ROME (Reuters) - Italian lawmakers on Tuesday pulled back from a showdown over the political future of Silvio Berlusconi after allies of the billionaire media tycoon threatened to bring down Prime Minister Enrico Letta’s unstable ruling coalition.
A meeting of a cross-party Senate committee charged with deciding whether Berlusconi should be barred from the Senate following a conviction for tax fraud ended without holding a vote, easing political tensions at least for the time being.
The center-left Democratic Party (PD), which has the largest presence on the 23-member committee, accepted center-right demands to slow down hearings on the case, but it maintains its position that Berlusconi must lose his seat.
The meeting ended at around midnight (6 p.m. ET). Hearings will resume on Thursday at 9 a.m. ET, Senator Benedetto Della Vedova of Mario Monti’s Civic Choice said.
“The discussion will start again in the next few days and it will take a long time,” the Senate group of the anti-establishment 5-Star Movement, which is most hostile to Berlusconi, said in a tweet as the meeting neared its end.
After a tense day in which center-right leaders threatened to pull out of Letta’s coalition, potentially triggering snap elections, a sign of reduced hostilities came when Berlusconi called off a meeting with his lawmakers scheduled for Wednesday.
Many observers had expected that meeting to sanction the end of the Letta government if the center-left had maintained the uncompromising stance it had shown at an initial committee meeting on Monday.
Berlusconi’s center-right People of Freedom (PDL) party has sought to halt the hearings pending an appeal to the European Court of Human Rights but has been rebuffed by the center-left which says the appeal is no more than a delaying tactic.
Whether the PDL’s repeated threats to bring down the government go beyond simple brinkmanship remains unclear but the wrangling around the hearings has underlined how entwined Italy’s political stability remains with the personal fate of Berlusconi, 20 years after he first entered politics.
At Tuesday’s meeting the center-right agreed to drop a series of technical objections to try to halt the hearings on the agreement that each of the committee members could speak at greater length in a broad discussion on the merits of the case.
Ahead of Tuesday’s hearing arguments had raged between the main partners in the cross-party coalition led by Letta, who comes from the PD, with each side accusing the other of creating a crisis.
With Italy straining to contain its 2 trillion euro public debt, the Berlusconi imbroglio has also hobbled efforts to reform the euro zone’s third-largest economy, causing worries that extend well beyond its own borders.

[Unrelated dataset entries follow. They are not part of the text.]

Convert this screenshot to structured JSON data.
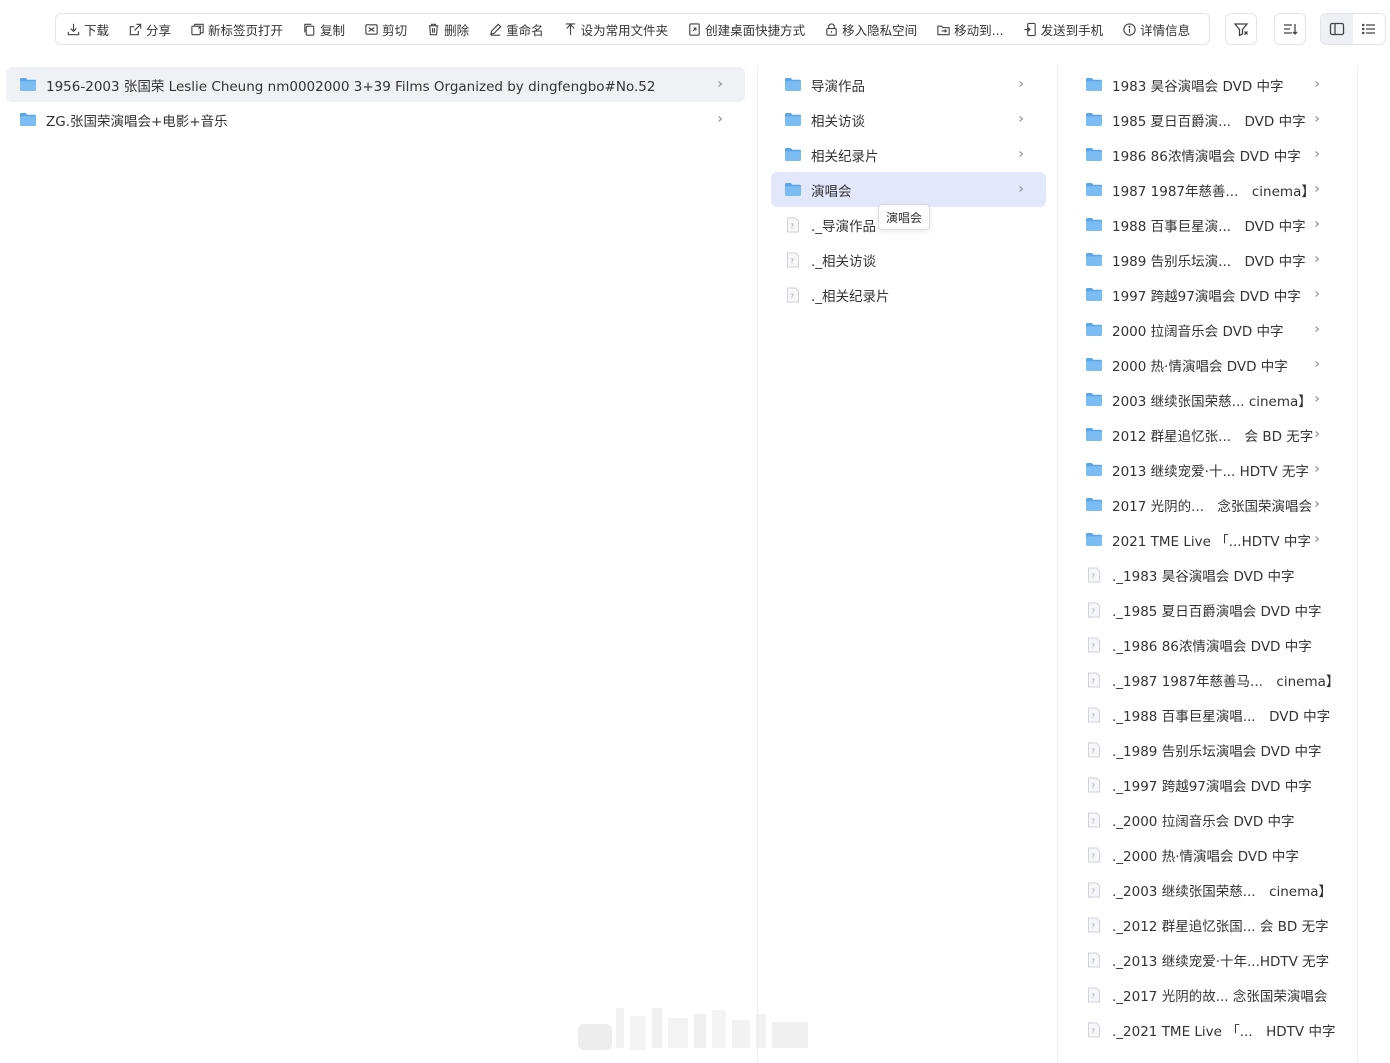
{
  "toolbar": {
    "buttons": [
      {
        "label": "下载",
        "icon": "download-icon"
      },
      {
        "label": "分享",
        "icon": "share-icon"
      },
      {
        "label": "新标签页打开",
        "icon": "new-tab-icon"
      },
      {
        "label": "复制",
        "icon": "copy-icon"
      },
      {
        "label": "剪切",
        "icon": "cut-icon"
      },
      {
        "label": "删除",
        "icon": "trash-icon"
      },
      {
        "label": "重命名",
        "icon": "pencil-icon"
      },
      {
        "label": "设为常用文件夹",
        "icon": "pin-icon"
      },
      {
        "label": "创建桌面快捷方式",
        "icon": "shortcut-icon"
      },
      {
        "label": "移入隐私空间",
        "icon": "lock-icon"
      },
      {
        "label": "移动到...",
        "icon": "move-icon"
      },
      {
        "label": "发送到手机",
        "icon": "phone-icon"
      },
      {
        "label": "详情信息",
        "icon": "info-icon"
      }
    ],
    "filter_icon": "filter-icon",
    "sort_icon": "sort-icon",
    "view_column_icon": "column-view-icon",
    "view_list_icon": "list-view-icon"
  },
  "columns": {
    "col1": [
      {
        "label": "1956-2003 张国荣 Leslie Cheung nm0002000 3+39 Films Organized by dingfengbo#No.52",
        "type": "folder",
        "selected": true
      },
      {
        "label": "ZG.张国荣演唱会+电影+音乐",
        "type": "folder",
        "selected": false
      }
    ],
    "col2": [
      {
        "label": "导演作品",
        "type": "folder"
      },
      {
        "label": "相关访谈",
        "type": "folder"
      },
      {
        "label": "相关纪录片",
        "type": "folder"
      },
      {
        "label": "演唱会",
        "type": "folder",
        "active": true
      },
      {
        "label": "._导演作品",
        "type": "file"
      },
      {
        "label": "._相关访谈",
        "type": "file"
      },
      {
        "label": "._相关纪录片",
        "type": "file"
      }
    ],
    "col3": [
      {
        "label": "1983 昊谷演唱会 DVD 中字",
        "type": "folder"
      },
      {
        "label": "1985 夏日百爵演...　DVD 中字",
        "type": "folder"
      },
      {
        "label": "1986 86浓情演唱会 DVD 中字",
        "type": "folder"
      },
      {
        "label": "1987 1987年慈善...　cinema】",
        "type": "folder"
      },
      {
        "label": "1988 百事巨星演...　DVD 中字",
        "type": "folder"
      },
      {
        "label": "1989 告别乐坛演...　DVD 中字",
        "type": "folder"
      },
      {
        "label": "1997 跨越97演唱会 DVD 中字",
        "type": "folder"
      },
      {
        "label": "2000 拉阔音乐会 DVD 中字",
        "type": "folder"
      },
      {
        "label": "2000 热·情演唱会 DVD 中字",
        "type": "folder"
      },
      {
        "label": "2003 继续张国荣慈... cinema】",
        "type": "folder"
      },
      {
        "label": "2012 群星追忆张...　会 BD 无字",
        "type": "folder"
      },
      {
        "label": "2013 继续宠爱·十... HDTV 无字",
        "type": "folder"
      },
      {
        "label": "2017 光阴的...　念张国荣演唱会",
        "type": "folder"
      },
      {
        "label": "2021 TME Live 「...HDTV 中字",
        "type": "folder"
      },
      {
        "label": "._1983 昊谷演唱会 DVD 中字",
        "type": "file"
      },
      {
        "label": "._1985 夏日百爵演唱会 DVD 中字",
        "type": "file"
      },
      {
        "label": "._1986 86浓情演唱会 DVD 中字",
        "type": "file"
      },
      {
        "label": "._1987 1987年慈善马...　cinema】",
        "type": "file"
      },
      {
        "label": "._1988 百事巨星演唱...　DVD 中字",
        "type": "file"
      },
      {
        "label": "._1989 告别乐坛演唱会 DVD 中字",
        "type": "file"
      },
      {
        "label": "._1997 跨越97演唱会 DVD 中字",
        "type": "file"
      },
      {
        "label": "._2000 拉阔音乐会 DVD 中字",
        "type": "file"
      },
      {
        "label": "._2000 热·情演唱会 DVD 中字",
        "type": "file"
      },
      {
        "label": "._2003 继续张国荣慈...　cinema】",
        "type": "file"
      },
      {
        "label": "._2012 群星追忆张国... 会 BD 无字",
        "type": "file"
      },
      {
        "label": "._2013 继续宠爱·十年...HDTV 无字",
        "type": "file"
      },
      {
        "label": "._2017 光阴的故... 念张国荣演唱会",
        "type": "file"
      },
      {
        "label": "._2021 TME Live 「...　HDTV 中字",
        "type": "file"
      }
    ]
  },
  "tooltip": {
    "text": "演唱会"
  },
  "colors": {
    "accent_active_bg": "#e3e7fb",
    "selected_bg": "#f0f1f4",
    "folder": "#6fb5ee"
  }
}
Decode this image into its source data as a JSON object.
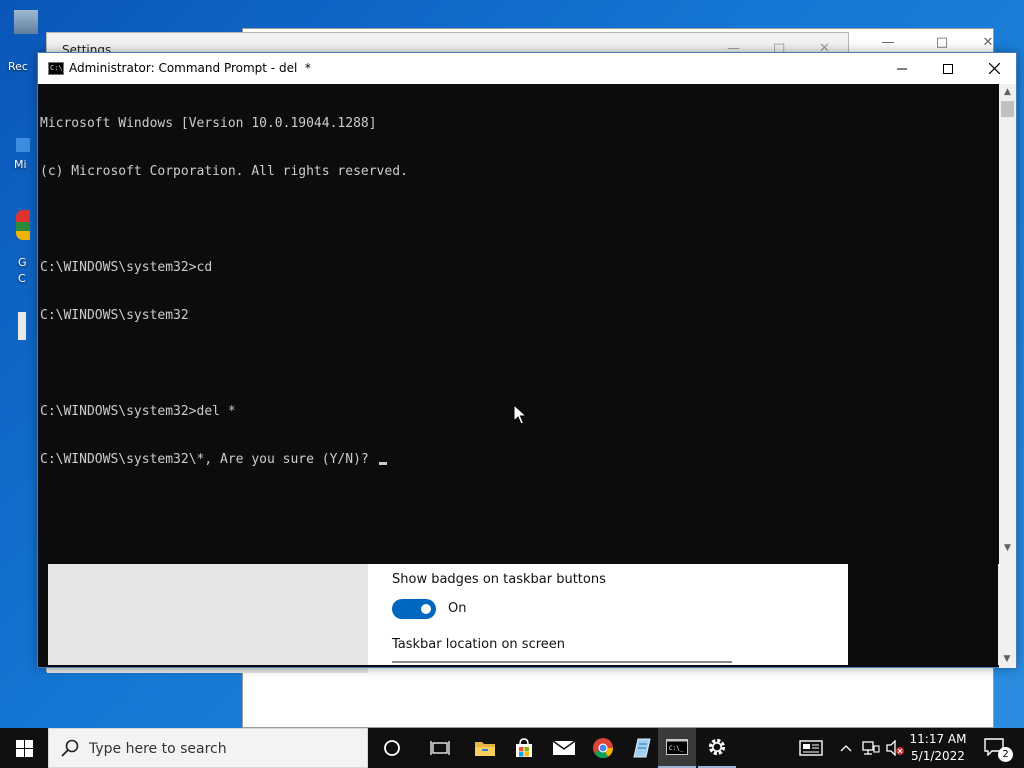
{
  "desktop": {
    "icons": [
      {
        "label": "Rec"
      },
      {
        "label": "Mi"
      },
      {
        "label": "G"
      },
      {
        "label": "C"
      }
    ]
  },
  "settings_window": {
    "title": "Settings",
    "badges_label": "Show badges on taskbar buttons",
    "badges_state": "On",
    "location_label": "Taskbar location on screen"
  },
  "cmd_window": {
    "title": "Administrator: Command Prompt - del  *",
    "app_icon_text": "C:\\_",
    "lines": [
      "Microsoft Windows [Version 10.0.19044.1288]",
      "(c) Microsoft Corporation. All rights reserved.",
      "",
      "C:\\WINDOWS\\system32>cd",
      "C:\\WINDOWS\\system32",
      "",
      "C:\\WINDOWS\\system32>del *",
      "C:\\WINDOWS\\system32\\*, Are you sure (Y/N)? "
    ]
  },
  "taskbar": {
    "search_placeholder": "Type here to search",
    "time": "11:17 AM",
    "date": "5/1/2022",
    "notification_count": "2",
    "apps": [
      {
        "name": "cortana-icon"
      },
      {
        "name": "task-view-icon"
      },
      {
        "name": "file-explorer-icon"
      },
      {
        "name": "microsoft-store-icon"
      },
      {
        "name": "mail-icon"
      },
      {
        "name": "chrome-icon"
      },
      {
        "name": "notepad-icon"
      },
      {
        "name": "command-prompt-icon"
      },
      {
        "name": "settings-icon"
      }
    ]
  },
  "colors": {
    "accent": "#0067c0",
    "console_bg": "#0c0c0c",
    "console_text": "#cccccc",
    "taskbar": "#101010"
  }
}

Berlusconi, convicted by Italy’s top court last month of being at the center of a vast tax fraud conspiracy at his Mediaset television empire, could not be expelled without a full vote on the floor of the upper house.
But he in any case faces banishment from front-line politics for at least a year after the court sentenced him to a four-year jail term that was then commuted to one year under house arrest or in community service.
Whether a government crisis would necessarily lead to new elections is unclear, given President Giorgio Napolitano’s reluctance to send Italy back to the polls.
If the PDL eventually makes good on its threats, Napolitano could try to oversee the creation of a new government formed around the PD with the support of dissidents from the center-right or 5-Star party.
Berlusconi’s own party remains divided between hawks pressing for a showdown with the PD and more moderate elements and executives from his business empire who fear that the party risks isolating itself with no guaranteed payoff.
With the European Central Bank pledging to step in to prevent bond market turmoil of the kind which threatened Italy at the height of the euro zone debt crisis in 2011, financial markets have shown no signs of panic.
But Italy’s borrowing costs have crept up over the past few weeks and an auction of mid-term bonds on Thursday will be closely watched for any signs of investor nerves.
On Tuesday, Spanish government bond yields fell below Italy’s for the first time in 18 months as worries over the political standoff hit sentiment.
Although there have been faint signs of improvement after some two years of recession, data on Tuesday showed the economy still far from recovery.
Additional reporting by Paolo Biondi, James Mackenzie and Gavin Jones; Writing by James Mackenzie and Gavn Jones Editing by Ralph Boulton and Eric Walsh